So that brings us into looking at the endomembrane system.
So these ribosomes, as I've mentioned, could either be bound,
and they're bound to the endoplasmic reticulum
or external nuclear membrane but mainly
the endoplasmic reticulum. Or they could be free floating.
And that all depends on whether
we are producing proteins to stay or to go.
Let's assume we're making a protein to go, for example, insulin.
We are a pancreatic beta cell producing insulin.
We don't need the insulin. We need to send the insulin out
into the blood so that they can circulate
and pick up or open the gate
so that sugar can be removed from the blood, right.
So, no need to have it here,
we've got to send it to go.
So that protein would be manufactured by
ribosomes attached to the endoplasmic reticulum.
This new protein is produced, and it's packaged into a vesicle.
That vesicle is then going to be transported to the transportation
center or the shipping center which is the Golgi apparatus.
I think of the Golgi apparatus as your FedEx or DHL or whatever.
There has got two sides to it. There is a cis face and a trans face.
And you drop off your stuff on one side,
and then they repackage it and put it in the correct vehicles,

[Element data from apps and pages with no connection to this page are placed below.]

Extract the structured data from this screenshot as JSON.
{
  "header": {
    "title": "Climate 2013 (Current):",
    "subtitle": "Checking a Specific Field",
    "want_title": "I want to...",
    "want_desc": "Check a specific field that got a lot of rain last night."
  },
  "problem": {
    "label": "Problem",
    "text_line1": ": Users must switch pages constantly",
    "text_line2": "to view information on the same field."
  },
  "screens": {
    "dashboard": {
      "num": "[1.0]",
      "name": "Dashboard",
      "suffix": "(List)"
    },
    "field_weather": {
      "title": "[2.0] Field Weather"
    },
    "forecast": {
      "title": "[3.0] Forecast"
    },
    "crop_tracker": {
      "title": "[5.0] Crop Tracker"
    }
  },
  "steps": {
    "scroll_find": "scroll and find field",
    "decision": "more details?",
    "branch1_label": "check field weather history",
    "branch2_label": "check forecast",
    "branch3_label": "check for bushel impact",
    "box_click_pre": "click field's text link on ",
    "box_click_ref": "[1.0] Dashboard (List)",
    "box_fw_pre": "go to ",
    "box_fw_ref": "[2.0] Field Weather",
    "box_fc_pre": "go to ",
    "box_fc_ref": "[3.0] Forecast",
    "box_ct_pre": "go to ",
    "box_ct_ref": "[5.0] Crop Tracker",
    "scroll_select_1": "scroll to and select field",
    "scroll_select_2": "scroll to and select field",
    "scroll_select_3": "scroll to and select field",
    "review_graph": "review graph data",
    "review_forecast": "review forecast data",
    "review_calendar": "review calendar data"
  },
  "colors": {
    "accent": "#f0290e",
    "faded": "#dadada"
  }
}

and it will be sent out on the other side in their vehicles,
and they'll drive it to the destinations.
So the vesicle is then delivered to the cell

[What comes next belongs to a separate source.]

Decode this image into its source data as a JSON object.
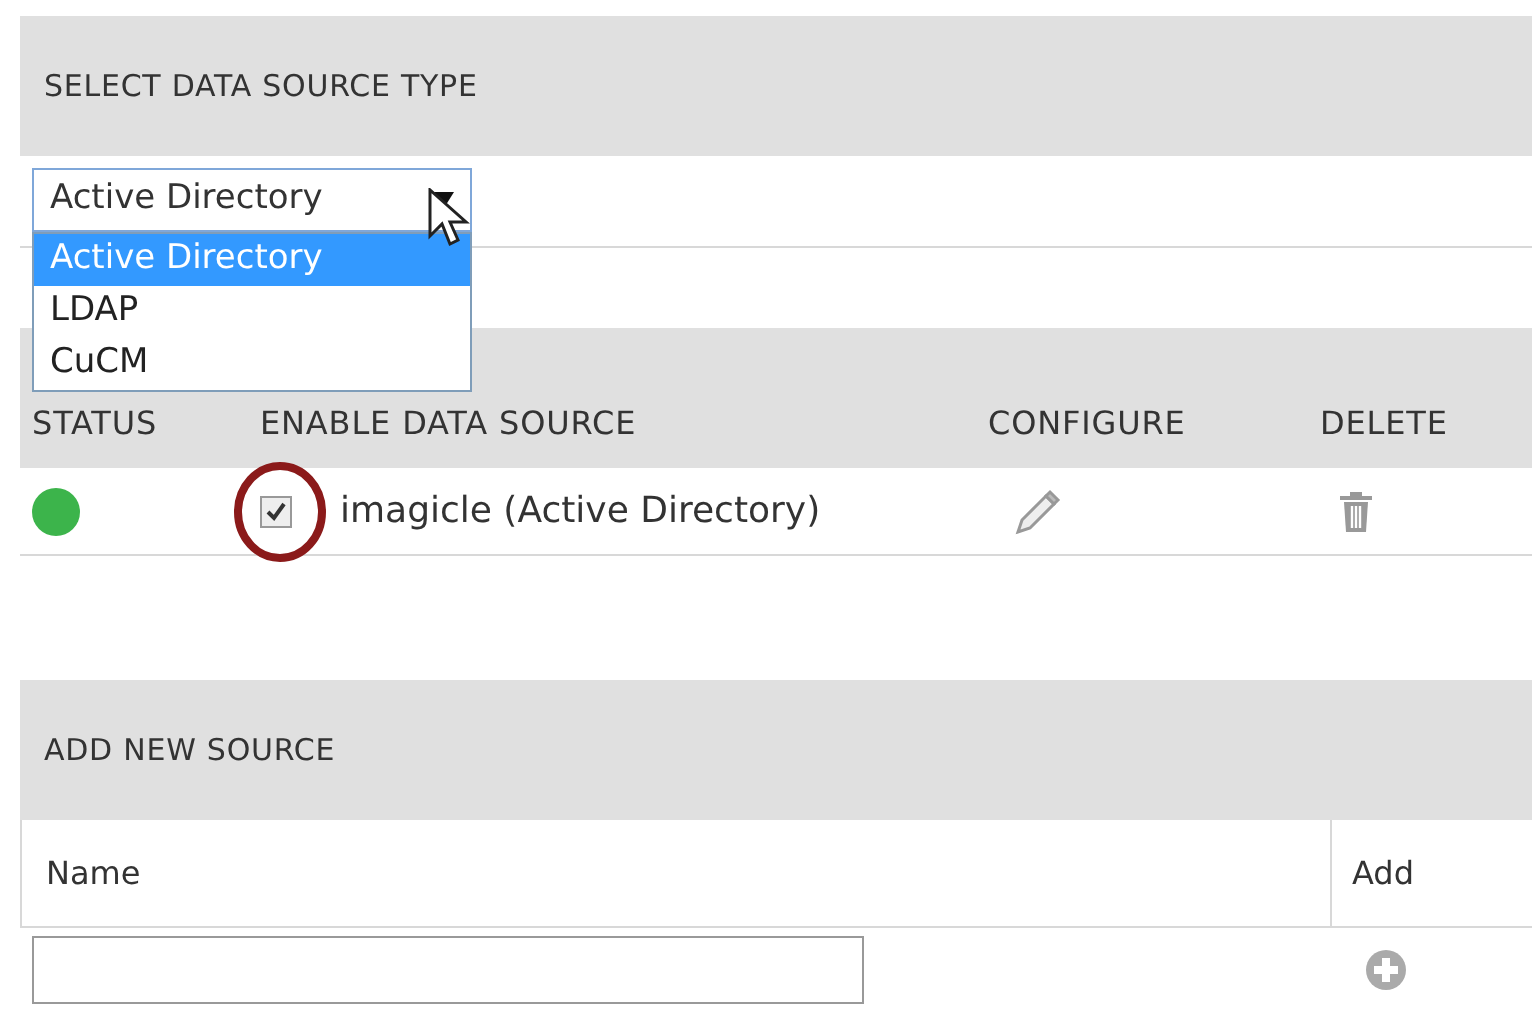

and exocytosed out of the cell.
Now we've dropped off this insulin on the outside of the cell
and it will float around until it gets to the blood.
And then it's in the blood and it can have its effect.

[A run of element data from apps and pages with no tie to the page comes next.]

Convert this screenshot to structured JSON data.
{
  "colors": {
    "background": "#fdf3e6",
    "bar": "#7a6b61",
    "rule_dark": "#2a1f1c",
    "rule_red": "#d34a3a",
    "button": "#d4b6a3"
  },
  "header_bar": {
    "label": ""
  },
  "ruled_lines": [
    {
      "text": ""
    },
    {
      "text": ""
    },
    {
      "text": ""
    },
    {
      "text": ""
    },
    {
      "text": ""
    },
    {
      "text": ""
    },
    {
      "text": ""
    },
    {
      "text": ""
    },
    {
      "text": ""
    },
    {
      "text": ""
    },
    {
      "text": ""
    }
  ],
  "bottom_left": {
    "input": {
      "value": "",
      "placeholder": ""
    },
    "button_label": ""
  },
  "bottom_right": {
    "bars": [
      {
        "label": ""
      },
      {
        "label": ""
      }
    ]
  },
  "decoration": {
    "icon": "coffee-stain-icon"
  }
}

So mission accomplished.
So a closer look at each of the components of
this endomembrane system, endomembrane transport system.